back to site


Father shows best

  • 03 September 2020
‘There was in him nothing harsh, nor implacable, nor violent, nor, as one may say, anything carried to the sweating point; but he examined all things severally as if he had abundance of time, and without confusion, in an orderly way, vigorously and consistently.’

Those ‘chilled’ yet inspiring words by venerated Stoic philosopher and Caesar of the Roman Empire, Marcus Aurelius Antoninus Augustus (describing his imperial adoptive father), are from his Meditations. They are widely held as a wise source of counsel.

Marcus A knew his stuff. Edward Gibbon referred to Marcus Aurelius’ regal stint as ‘possibly the only period of history in which the happiness of a great people was the sole object of government’.

As a Dad himself, however, how did MA measure up? The record suggests that even the best advice in the world doesn’t necessarily stick.

I have been thinking for several months about fathering and wisdom. To my surprise, I found some of Marcus Aurelius’ truisms to be reflected, if erratically, by the pronouncements of my own pater familias, Kenneth Hugh Gittins.

Ken is a garrulous, bucolic eccentric who worked hard in a thankless job while we grew up. He ensured we had food in our bellies, clothes on our back, shoes on our feet, God in our imaginations, music in our hearts and books in our hands.

'I learnt how to treat other people by looking at what my dad did, helping them with compassion and kindness (not necessarily by hearing what he said to them or about them). I hope one day my kids can make something of the same claim.'

Our Dad largely devoted his working years and retirement to his church, his neighbours, his community and public service, and since being widowed he’s spent significant time helping various churches and family members.  

Truth be told, I am much more likely in daily life to quote the sagacious Jedi Master Yoda, his Dudeness Jeff Lebowski, or Rabbi Yeshua ben Yosef (aka Jesus Christ); but for this coming Fathers Day I offer you the opportunity to compare and contrast the ancient wisdom of Marcus Aurelius and the latter variations of Ken.

When you arise in the morning think of what a privilege it is to be alive, to think, to enjoy, to love. —Marcus Aurelius

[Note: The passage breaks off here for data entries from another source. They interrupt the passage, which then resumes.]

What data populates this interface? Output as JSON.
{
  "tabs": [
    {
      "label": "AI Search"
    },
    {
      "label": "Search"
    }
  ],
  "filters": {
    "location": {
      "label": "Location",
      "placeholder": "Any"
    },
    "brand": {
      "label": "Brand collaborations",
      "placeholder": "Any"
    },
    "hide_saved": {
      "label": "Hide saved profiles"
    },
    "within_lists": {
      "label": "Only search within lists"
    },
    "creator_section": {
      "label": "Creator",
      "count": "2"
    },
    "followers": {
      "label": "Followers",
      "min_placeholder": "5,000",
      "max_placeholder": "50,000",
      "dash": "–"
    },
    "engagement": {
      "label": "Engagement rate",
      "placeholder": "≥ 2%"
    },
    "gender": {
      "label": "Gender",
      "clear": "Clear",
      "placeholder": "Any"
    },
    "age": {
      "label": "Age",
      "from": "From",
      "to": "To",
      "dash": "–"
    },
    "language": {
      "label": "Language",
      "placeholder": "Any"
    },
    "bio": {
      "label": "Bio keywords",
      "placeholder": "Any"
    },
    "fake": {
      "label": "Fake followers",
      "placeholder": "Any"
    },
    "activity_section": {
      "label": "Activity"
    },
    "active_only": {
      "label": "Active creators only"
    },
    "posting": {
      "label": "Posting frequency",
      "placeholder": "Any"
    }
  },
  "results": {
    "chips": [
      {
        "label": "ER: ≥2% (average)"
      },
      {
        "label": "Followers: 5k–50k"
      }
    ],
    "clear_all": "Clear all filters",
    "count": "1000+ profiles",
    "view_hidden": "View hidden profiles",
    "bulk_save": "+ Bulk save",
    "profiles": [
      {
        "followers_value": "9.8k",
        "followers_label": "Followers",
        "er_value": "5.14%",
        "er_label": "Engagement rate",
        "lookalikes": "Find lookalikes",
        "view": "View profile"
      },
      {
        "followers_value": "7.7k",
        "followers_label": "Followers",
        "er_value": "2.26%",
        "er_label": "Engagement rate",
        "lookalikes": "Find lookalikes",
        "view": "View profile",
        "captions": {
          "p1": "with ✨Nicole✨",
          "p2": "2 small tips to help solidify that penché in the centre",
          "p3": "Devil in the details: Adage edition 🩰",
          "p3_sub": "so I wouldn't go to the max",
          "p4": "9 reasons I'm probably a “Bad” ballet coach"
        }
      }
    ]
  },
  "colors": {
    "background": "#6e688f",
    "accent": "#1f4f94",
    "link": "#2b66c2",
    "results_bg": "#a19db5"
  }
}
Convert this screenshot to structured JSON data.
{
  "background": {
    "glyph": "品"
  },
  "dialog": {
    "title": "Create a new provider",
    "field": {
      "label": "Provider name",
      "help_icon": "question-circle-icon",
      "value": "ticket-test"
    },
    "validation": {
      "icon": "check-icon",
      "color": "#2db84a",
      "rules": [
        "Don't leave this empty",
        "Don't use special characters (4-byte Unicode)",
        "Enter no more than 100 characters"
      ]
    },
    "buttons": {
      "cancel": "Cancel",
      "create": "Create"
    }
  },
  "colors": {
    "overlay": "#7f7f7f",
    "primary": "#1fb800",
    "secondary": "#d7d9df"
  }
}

Get out of bed you sluggard; wash up, look after yourself and watch your toes. — Ken Gittins

Whereas Marcus Aurelius was raised in luxury and plenty before